Justice at last for the Scottsboro Boys: Guest Blog
After over 80 years, a gross injustice has at last been righted in the U.S.
It was an intriguing old photo from a Glasgow newspaper that had belonged to my Dad that led me to find out about the tragic tale of the Scottsboro Boys. The old Press photo showed a black woman heading up some kind of demonstration in the 1930s, the time of the Depression. Her prominence was unusual at the time on the double count of her gender and her colour.
My research led me to the knowledge that this woman was Ada Wright. She was the mother of two boys, Roy and Andy, who had been arrested in Alabama with seven other black teenage boys in March 1931. They were Olen Montgomery, Clarence Norris, Haywood Patterson, Ozie Powell, Willie Roberson Charlie Weems and Eugene Williams and all nine, aged between 13 and 19, were falsely accused of rape by two young white women, Ruby Bates and Victoria Price.
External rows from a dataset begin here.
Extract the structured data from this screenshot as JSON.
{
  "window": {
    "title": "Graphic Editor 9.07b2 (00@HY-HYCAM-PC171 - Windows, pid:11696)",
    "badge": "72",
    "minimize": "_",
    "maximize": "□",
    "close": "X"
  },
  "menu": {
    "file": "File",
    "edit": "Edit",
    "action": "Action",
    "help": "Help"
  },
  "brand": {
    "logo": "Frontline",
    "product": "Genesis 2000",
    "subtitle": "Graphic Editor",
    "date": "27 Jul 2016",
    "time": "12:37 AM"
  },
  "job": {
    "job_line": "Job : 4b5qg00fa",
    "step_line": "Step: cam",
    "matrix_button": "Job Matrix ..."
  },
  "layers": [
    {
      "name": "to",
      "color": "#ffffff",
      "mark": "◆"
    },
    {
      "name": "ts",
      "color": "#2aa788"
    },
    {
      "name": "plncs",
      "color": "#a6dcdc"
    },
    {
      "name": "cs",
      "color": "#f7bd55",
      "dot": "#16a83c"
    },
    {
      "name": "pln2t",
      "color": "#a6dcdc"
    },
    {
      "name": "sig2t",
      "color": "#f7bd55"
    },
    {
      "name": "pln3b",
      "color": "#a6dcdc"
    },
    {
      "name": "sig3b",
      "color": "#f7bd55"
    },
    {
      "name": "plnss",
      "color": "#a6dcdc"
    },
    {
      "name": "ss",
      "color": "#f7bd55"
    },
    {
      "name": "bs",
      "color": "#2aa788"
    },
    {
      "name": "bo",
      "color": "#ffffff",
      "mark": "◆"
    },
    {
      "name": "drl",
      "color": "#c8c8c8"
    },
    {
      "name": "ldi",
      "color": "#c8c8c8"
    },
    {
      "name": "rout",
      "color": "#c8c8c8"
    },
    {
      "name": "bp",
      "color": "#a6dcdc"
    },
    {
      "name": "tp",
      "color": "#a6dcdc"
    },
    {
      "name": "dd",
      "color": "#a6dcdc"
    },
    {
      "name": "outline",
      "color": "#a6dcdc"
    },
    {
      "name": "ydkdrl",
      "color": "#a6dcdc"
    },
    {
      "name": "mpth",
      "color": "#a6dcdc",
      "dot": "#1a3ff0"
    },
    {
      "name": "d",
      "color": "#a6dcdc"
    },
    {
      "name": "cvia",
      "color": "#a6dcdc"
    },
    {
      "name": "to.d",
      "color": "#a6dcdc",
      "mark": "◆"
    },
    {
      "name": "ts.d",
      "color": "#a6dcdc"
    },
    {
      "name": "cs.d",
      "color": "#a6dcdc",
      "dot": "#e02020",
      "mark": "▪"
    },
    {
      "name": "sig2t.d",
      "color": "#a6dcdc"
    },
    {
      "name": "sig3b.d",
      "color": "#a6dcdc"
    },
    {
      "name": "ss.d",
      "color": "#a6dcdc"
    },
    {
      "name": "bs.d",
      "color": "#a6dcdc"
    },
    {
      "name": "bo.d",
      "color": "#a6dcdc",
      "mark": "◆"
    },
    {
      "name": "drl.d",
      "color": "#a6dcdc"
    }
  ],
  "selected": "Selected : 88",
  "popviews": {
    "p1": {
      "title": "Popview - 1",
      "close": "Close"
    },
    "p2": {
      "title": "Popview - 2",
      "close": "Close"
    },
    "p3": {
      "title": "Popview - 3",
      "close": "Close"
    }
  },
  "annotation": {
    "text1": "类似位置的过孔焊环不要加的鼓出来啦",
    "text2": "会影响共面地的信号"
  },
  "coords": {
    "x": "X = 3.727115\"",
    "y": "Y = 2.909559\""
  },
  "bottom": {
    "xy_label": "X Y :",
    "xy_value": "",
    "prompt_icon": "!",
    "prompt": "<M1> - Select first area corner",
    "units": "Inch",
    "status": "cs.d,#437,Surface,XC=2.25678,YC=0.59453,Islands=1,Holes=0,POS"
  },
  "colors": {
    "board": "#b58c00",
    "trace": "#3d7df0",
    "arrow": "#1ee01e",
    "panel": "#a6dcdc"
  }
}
They were all poor and had all been riding the freight train from Chattanooga to seek work. The youths were quickly tried, pronounced guilty and sentenced to death. The injustice of the case made it a cause célèbre and the American and British Left (The International Labour Defence) persuaded her to undertake a European tour to appeal for the lives of her sons.
I wrote an article on my quest and discovery which was published in History Scotland as well as on the American on line site Black Past. It was also displayed at the Scottsboro Museum on the 80th Anniversary of the arrest.
The tragic case of the Scottsboro Boys had a powerful impact on American history and on the Civil Rights Movement. Their trial led to the passage of two pivotal Supreme Court rulings, including the right to proper legal representation and the right to trial by a jury of one’s peers, specifically ensuring that black people could no longer be excluded from juries.
Now, over 80 years later, thanks to the work of the indefatigable Shelia Washington who runs the Scottsboro Museum, an Act has been passed to exonerate the remaining eight of the nine Scottsboro Boys.The ninth, Clarence Norris, was pardoned in 1976 by Governor George Wallace.
Later this year, a daring and innovative show about the Scottsboro Boys comes to London’s Young Vic theatre for its UK premiere following its successful 2010 premiere in New York. The production is keeping an important human story and pivotal part of history alive with The Scottsboro Boys. The show’s producer, Catherine Schreiber, has received the Key to the City of Scottsboro, Alabama for her work in promoting the Scottsboro Boys Museum that is run by its tireless founder, Shelia Washington.